It might seem like unimportant stuff, but I think it might help the reader get into the story by making things look how they would actually look. You don't have to imagine that the conversation people are having is via text, because you can see it.

Let me know what you think of varying formats and styles within a book. It is distracting or beneficial?

See you Friday!

Friday, July 1, 2016

Another Camping Trip

So Camp NaNo July is upon us. By the time this posts, it will have already begun. At the moment, I have a few hours left. And I have little to no idea what happens in this story.

I can tell you that there's a girl. A woman. Whatever. She's inherited an old house from some relative. In the house is an attic. In the attic is a desk. The desk. Also, some great uncle or something once disappeared without a trace. The last anyone saw of him, he was headed up to the attic.

Then there's the dude. The Rogue. He's a bit of a wild card. I know that he's not who he claims to be. I don't know who that is, though. My notes are literally just a bunch of question marks. I'm pretty sure he's from Lancashire, so that's something. And he works for some shadowy antagonist.

I really think I should be more concerned over the fact that I have no clue what's going on. But I'm pretty chill. This is what we call "pantsing," as in writing by the seat of your pants. Most of the time, this is how I write. Usually I have a little more to go on, but we work with what we have.

I'm still accepting challenges for things to include. Partly because I don't know what’s going on. It's been suggested to me that maybe everything that the desk makes disappear just falls into plot holes. So maybe I’ll just build a story out of plot holes I’ll start storylines and then just drop them without explanation.

By Tuesday I should have an inkling, at least.
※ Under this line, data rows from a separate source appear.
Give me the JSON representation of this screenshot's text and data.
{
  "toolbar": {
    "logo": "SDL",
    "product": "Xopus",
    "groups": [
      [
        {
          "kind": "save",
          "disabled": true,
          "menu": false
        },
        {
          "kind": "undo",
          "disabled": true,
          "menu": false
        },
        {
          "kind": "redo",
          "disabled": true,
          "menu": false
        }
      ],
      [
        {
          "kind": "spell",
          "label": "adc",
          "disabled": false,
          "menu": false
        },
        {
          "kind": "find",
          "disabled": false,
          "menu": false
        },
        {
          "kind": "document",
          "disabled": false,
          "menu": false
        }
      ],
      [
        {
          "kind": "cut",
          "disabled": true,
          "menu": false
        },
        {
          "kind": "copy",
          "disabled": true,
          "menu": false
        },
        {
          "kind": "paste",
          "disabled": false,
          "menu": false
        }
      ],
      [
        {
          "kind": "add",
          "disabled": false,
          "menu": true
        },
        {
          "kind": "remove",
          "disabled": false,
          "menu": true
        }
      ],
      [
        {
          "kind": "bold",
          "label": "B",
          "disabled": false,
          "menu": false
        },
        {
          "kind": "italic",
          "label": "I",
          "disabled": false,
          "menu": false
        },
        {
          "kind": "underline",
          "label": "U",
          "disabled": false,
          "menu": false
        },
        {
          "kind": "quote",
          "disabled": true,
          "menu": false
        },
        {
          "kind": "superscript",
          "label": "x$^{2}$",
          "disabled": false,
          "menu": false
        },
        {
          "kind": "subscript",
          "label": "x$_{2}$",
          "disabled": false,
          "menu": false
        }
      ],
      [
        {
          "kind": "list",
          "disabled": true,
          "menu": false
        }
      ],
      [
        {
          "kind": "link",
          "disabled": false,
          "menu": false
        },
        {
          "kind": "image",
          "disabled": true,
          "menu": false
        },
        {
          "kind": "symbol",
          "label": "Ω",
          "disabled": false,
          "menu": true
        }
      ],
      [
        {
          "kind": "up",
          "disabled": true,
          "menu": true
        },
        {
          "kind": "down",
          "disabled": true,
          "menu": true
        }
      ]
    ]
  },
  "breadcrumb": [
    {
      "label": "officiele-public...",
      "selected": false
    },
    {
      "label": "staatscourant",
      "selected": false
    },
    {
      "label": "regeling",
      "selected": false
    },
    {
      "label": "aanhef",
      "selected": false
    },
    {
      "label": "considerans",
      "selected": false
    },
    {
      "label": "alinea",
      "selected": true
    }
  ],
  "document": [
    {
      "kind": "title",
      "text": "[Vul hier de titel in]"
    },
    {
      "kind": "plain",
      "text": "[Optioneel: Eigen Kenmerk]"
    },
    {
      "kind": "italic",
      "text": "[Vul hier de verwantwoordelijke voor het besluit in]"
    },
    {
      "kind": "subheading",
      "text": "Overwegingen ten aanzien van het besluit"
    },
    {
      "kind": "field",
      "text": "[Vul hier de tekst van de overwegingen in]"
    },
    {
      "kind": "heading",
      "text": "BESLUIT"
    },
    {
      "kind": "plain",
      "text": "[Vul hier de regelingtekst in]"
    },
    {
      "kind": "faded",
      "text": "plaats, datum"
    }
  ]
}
Though, seeing as Monday is the 4th of July, and I have to work, Tuesday's post might be even more harried than usual. I just don't know. Anything. About anything.